IDAHOBIT is 30 - but when will Churches also mature, fully affirming LGBTIQ people?
I first formally joined the (UK) Lesbian and Gay Christian Movement in 1990, the year that the World Health Organisation removed homosexuality from the Classification of Diseases and Related Health Problems, and IDAHOBIT - the International Day Against Homophobia, Biphobia, Interphobia & Transphobia - began. May 17 (IDAHOBIT) marks the anniversary of that significant WHO change, and since then considerable advances have been made by LGBTIQ people across the world and in many key sectors of life. The original gay and lesbian focus has also been widened and deepened to acknowledge the rich diversity of human sexuality and gender: IDAHOBIT thus started as IDAHO, without bisexual, intersex and transgender engagement, just as the Lesbian and Gay Christian Movement, to which I still belong, has broadened as One Body One Faith. The need for IDAHOBIT is still nonetheless massively apparent, particularly in many countries of the world. Under the cover of the COVID-19 crisis, some, such as Hungary and Poland, are also moving backwards in respect and affirmation. In countries such as Australia, understanding and support of bisexual, intersex and transgender people still lags behind progress for gay and lesbian people. As the International Day reaches 30 years old however, it is also a time for appropriate celebration of remarkable positive developments in so many places and areas of life. When, and how, however will Churches, and other religious groups grow up to their own mature humanity, 'to the measure of the full stature of Christ' (as Ephesians 4.13 puts it)?...
I love the approach of Megan Defranza - an intelligent, beautiful and gently spoken evangelical theologian - and the light, rather than heat, she is trying to bring to intersex and gender discussion from a Christian perspective (particularly in relation to intersex people but with implications for much more). I also identify very much with her thinking of herself as 'a bridge builder rather than a culture warrior' and her story of the Vietnam Vet praying for her, "because I know that in war, bridges are the first targets to be taken out”!
From an orrthodox Christian perspective, as Megan says, we are not called to conform to (ideas of) Adam or Eve, but only to be who we are in Christ'.
read more here:
(including a video interview)
Jo Inkpin is an Anglican priest serving as Minister of Pitt St Uniting Church in Sydney, a trans woman, theologian & justice activist.

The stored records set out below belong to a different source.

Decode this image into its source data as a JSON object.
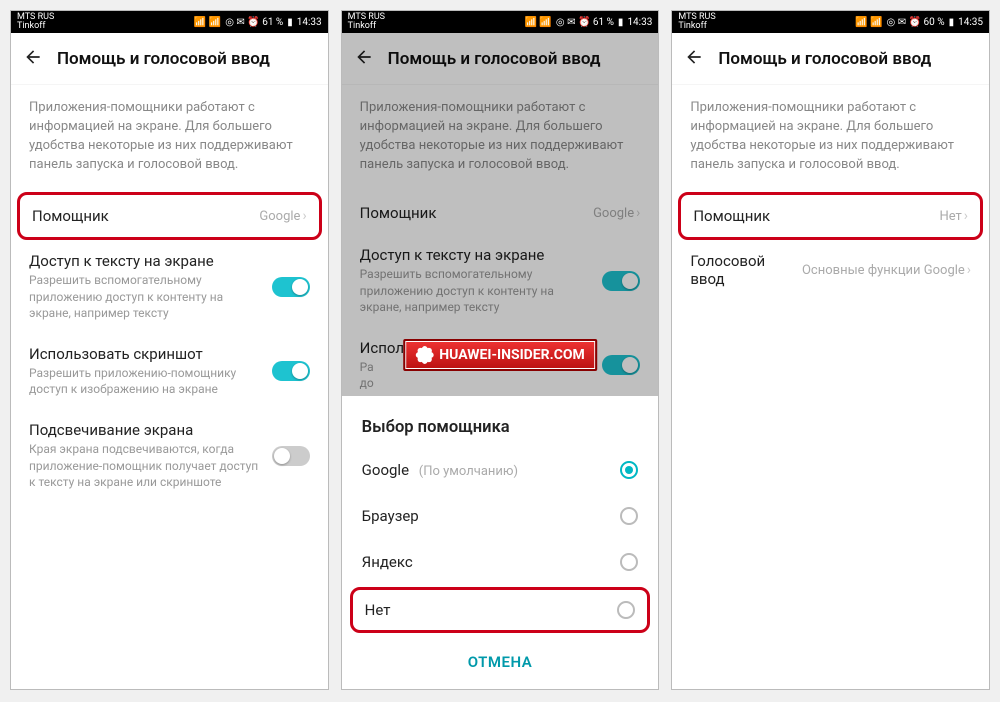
{
  "status": {
    "carrier1": "MTS RUS",
    "carrier2": "Tinkoff",
    "icons": "◎ ✉ ⏰ 61 %",
    "battery_icon": "▮",
    "time1": "14:33",
    "icons3": "◎ ✉ ⏰ 60 %",
    "time3": "14:35"
  },
  "header": {
    "title": "Помощь и голосовой ввод"
  },
  "desc": "Приложения-помощники работают с информацией на экране. Для большего удобства некоторые из них поддерживают панель запуска и голосовой ввод.",
  "rows": {
    "assistant": {
      "label": "Помощник",
      "value_google": "Google",
      "value_none": "Нет"
    },
    "text_access": {
      "label": "Доступ к тексту на экране",
      "sub": "Разрешить вспомогательному приложению доступ к контенту на экране, например тексту"
    },
    "screenshot": {
      "label": "Использовать скриншот",
      "sub": "Разрешить приложению-помощнику доступ к изображению на экране",
      "sub_short": "Ра\nдо"
    },
    "flash": {
      "label": "Подсвечивание экрана",
      "sub": "Края экрана подсвечиваются, когда приложение-помощник получает доступ к тексту на экране или скриншоте"
    },
    "voice": {
      "label": "Голосовой ввод",
      "value": "Основные функции Google"
    }
  },
  "sheet": {
    "title": "Выбор помощника",
    "opts": {
      "google": "Google",
      "google_sub": "(По умолчанию)",
      "browser": "Браузер",
      "yandex": "Яндекс",
      "none": "Нет"
    },
    "cancel": "ОТМЕНА"
  },
  "watermark": "HUAWEI-INSIDER.COM"
}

These are some of my reflections on life, spirit, and the search for peace, justice & sustainable creation.